Father Michael Pfleger is one of the stupidest liberal nutters in the Land of the Free, a fact of which you can easily persuade yourself by watching the video above. His speciality seems to be an extreme form of “white guilt complex” and if you look at the video above you will see the extremes to which this chap can go to. He is like a very pale Farrakhan. I’m sure Michelle Obama likes him a lot, though I doubt that he is Muslim enough for her husband.
You will in the video also note the personal show set up by the man; the studied, extreme gesture, the “protestant preacher” attitude, the over-the-top tones.
You would be forgiven for thinking that such a priest is, well, not very priestly. You would be right.
Father Pfleger has just been suspended by his bishop. The reason for this is that, being requested to be transferred to another position – in a role which, from what I can see, can in no way be seen as a deminutio, which considering the fanaticism of the man might be a scandal in itself – he not only refused to obey, but declared publicly on the radio that, if forced to be transferred, he would consider leaving the Church altogether. Methinks, he hasn’t read the job description properly.
Father Pfleger shows the self-centeredness of the liberal would-be prophets like him; he shows that not Christ is at the centre of what he does, but his own pride and convenience; he shows that the notoriety given to him by his pandering to the most aggressive black revanchist attitude has gone to his head, big time.
Please compare this to a Father Corapi, suspended because of one letter and who disagrees with the decision – as he is certainly allowed to do – but still obeys to the order of his superior.
These are the occasions where you can see who is interested in serving God and who is interested in the promoting of political ideology and of himself.
Father Pfleger has been given some week for prayer and recollection – whilst being suspended – and he is now in front of the choice whether to admit that he has been an ass (again) or show to everyone what a fake catholic he has always been.
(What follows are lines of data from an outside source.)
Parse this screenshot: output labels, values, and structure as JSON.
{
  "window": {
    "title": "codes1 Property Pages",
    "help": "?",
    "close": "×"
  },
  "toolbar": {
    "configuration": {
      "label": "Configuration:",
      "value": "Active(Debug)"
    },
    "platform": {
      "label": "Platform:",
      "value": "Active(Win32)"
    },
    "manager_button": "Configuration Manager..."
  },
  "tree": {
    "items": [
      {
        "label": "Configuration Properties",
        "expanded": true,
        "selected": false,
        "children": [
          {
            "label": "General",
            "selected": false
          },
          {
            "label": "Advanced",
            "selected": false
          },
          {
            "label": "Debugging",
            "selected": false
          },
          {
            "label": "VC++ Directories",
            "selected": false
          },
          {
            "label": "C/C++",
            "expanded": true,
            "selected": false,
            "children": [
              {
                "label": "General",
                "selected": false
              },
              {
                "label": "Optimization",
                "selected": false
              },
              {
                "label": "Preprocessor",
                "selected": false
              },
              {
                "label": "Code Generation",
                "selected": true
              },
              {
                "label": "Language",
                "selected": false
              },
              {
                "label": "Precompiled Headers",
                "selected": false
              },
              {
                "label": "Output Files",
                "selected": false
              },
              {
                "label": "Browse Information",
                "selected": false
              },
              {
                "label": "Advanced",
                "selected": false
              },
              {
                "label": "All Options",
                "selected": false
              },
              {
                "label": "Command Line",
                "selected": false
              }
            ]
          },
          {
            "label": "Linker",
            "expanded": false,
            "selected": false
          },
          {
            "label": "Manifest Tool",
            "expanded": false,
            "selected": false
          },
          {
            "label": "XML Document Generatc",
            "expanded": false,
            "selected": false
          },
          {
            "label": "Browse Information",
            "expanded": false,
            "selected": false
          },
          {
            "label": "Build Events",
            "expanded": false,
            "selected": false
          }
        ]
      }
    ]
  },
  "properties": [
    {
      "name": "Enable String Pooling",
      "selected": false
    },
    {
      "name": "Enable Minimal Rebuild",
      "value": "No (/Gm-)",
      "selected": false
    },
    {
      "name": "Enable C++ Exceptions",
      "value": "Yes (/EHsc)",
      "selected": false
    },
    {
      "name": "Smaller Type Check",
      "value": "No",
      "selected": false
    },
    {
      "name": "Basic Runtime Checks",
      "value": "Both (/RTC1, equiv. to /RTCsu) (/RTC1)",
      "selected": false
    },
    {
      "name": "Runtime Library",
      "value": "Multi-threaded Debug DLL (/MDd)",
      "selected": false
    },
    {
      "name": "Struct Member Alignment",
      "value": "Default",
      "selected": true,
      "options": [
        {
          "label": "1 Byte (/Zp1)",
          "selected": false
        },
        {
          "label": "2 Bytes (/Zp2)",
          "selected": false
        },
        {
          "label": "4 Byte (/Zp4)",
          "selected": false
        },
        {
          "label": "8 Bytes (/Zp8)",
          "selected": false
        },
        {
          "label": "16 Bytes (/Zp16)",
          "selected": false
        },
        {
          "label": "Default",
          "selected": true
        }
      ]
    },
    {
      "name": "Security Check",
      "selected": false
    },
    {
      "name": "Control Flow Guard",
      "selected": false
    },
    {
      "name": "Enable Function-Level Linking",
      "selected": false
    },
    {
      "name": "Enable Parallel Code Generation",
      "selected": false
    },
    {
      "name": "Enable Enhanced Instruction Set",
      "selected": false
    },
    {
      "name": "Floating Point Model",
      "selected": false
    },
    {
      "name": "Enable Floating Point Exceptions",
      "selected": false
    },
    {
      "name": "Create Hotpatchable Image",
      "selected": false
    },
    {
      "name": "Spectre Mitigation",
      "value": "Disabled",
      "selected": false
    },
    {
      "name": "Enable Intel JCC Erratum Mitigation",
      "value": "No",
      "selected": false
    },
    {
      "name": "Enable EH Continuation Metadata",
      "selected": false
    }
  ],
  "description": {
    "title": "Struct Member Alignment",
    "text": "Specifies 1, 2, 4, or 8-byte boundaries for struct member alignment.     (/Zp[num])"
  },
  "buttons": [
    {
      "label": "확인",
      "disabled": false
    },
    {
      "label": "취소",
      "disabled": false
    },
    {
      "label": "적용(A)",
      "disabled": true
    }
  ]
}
I do not doubt that he can make a more than decent living as a defrocked preacher, touring resentful black America as the white liberal poster boy. But at least he won’t be allowed to go on with his madness whilst being a Catholic priest anymore.